A pleasingly strange rendition of Kern’s classic. Coleman Hawkins states the melody while Rollins plays strikingly dissonant lines in between his phrases. Hawkins’ vibrato gives away what era he from but his melodic ideas sound as fresh as ever. Paul Bley’s piano solo is a very daring foray into polytonality while Rollins’ solo utilizes short, choppy phrases and jabs that are often reach outside the realm of tonality. Also recommended is Rollin’s version on the landmark 1957 Village Vanguard live recordings on Blue Note.
An up tempo duo version with Evans playing electric piano and Eddie Gomez on bass captures both in a rhythmically playful mood. For more of Evans’ take on this tune, check out his 1963 solo version and his 1963 live trio version, both available on the Complete Riverside Recordings.
Jarrett’s interactive approach to the piano trio along with his dynamic touch, lyrical and inventive melodic sense make this a superb rendering of the tune . Also listen to his inspiring solo piano introduction on the 1990 “Tribute” version also on ECM.

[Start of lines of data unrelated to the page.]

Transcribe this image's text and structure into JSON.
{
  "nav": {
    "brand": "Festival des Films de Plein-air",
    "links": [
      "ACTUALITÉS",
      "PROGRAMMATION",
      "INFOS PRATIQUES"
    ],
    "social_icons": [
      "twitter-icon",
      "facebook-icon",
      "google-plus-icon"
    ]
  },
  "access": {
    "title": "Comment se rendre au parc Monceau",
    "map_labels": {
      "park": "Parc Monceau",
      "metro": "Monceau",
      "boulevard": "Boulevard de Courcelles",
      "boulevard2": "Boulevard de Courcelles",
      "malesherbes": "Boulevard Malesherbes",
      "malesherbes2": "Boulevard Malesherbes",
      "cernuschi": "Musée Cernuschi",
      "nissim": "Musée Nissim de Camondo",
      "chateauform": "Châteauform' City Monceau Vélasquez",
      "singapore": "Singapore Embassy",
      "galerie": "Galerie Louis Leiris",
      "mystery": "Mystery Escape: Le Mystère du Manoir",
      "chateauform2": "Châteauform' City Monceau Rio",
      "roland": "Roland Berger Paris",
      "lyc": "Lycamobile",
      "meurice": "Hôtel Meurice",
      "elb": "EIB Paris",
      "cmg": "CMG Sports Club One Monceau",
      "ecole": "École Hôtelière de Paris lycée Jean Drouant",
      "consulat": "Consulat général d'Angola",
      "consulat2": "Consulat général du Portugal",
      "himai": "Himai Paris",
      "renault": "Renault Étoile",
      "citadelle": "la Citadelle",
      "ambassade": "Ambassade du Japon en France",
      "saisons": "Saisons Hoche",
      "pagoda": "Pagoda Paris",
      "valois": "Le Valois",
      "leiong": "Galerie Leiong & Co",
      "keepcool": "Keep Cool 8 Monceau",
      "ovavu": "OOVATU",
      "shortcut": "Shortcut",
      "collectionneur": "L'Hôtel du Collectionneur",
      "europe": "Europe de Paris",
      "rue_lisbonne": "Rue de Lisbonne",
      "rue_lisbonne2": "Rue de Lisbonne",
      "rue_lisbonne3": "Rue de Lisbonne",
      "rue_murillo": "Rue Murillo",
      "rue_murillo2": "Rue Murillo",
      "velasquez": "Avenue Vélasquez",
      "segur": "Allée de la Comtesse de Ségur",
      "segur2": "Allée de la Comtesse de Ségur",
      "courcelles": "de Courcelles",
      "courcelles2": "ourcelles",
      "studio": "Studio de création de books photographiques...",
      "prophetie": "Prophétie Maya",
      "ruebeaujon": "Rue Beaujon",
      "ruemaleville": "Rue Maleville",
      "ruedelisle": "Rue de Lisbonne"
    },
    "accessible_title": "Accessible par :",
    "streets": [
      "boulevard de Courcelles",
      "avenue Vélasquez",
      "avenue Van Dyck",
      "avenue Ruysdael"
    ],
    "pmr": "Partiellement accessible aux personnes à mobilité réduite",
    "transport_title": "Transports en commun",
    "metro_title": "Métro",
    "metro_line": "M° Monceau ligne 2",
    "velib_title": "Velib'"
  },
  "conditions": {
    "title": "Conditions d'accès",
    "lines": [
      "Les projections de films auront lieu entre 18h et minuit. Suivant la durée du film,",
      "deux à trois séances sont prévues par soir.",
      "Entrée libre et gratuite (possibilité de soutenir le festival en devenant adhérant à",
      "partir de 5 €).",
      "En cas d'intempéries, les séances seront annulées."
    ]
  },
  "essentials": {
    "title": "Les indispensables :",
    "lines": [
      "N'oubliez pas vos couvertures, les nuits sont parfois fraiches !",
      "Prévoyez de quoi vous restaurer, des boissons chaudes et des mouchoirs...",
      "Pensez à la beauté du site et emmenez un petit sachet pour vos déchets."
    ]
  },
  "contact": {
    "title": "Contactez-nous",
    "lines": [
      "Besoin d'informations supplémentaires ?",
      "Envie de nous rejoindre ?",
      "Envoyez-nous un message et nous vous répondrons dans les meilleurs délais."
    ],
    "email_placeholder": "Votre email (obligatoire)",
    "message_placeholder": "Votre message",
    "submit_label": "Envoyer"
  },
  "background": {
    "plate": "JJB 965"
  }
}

Liebman’s post-Coltrane flavored head on the classic changes plus a few tritone subs here and there. Dave Holland and Jack Dejohnette provide sensitive and always interesting accompaniment while Liebman’s soprano solo makes use of space and the occasional growling utterance. Holland can also be heard playing “All the Things you Are” on Pat Metheny’s breakneck 1989 version on “Question and Answer” on Geffen.
An inspired reading from three true originals. Bill Frisell’s notes sometime sound as if they’re melting during his solo. Charlie Haden takes a beautifully poised solo where he develops each motive out of the previous one. Paul Motian sounds like he’s joyfully inventing at his set the whole time.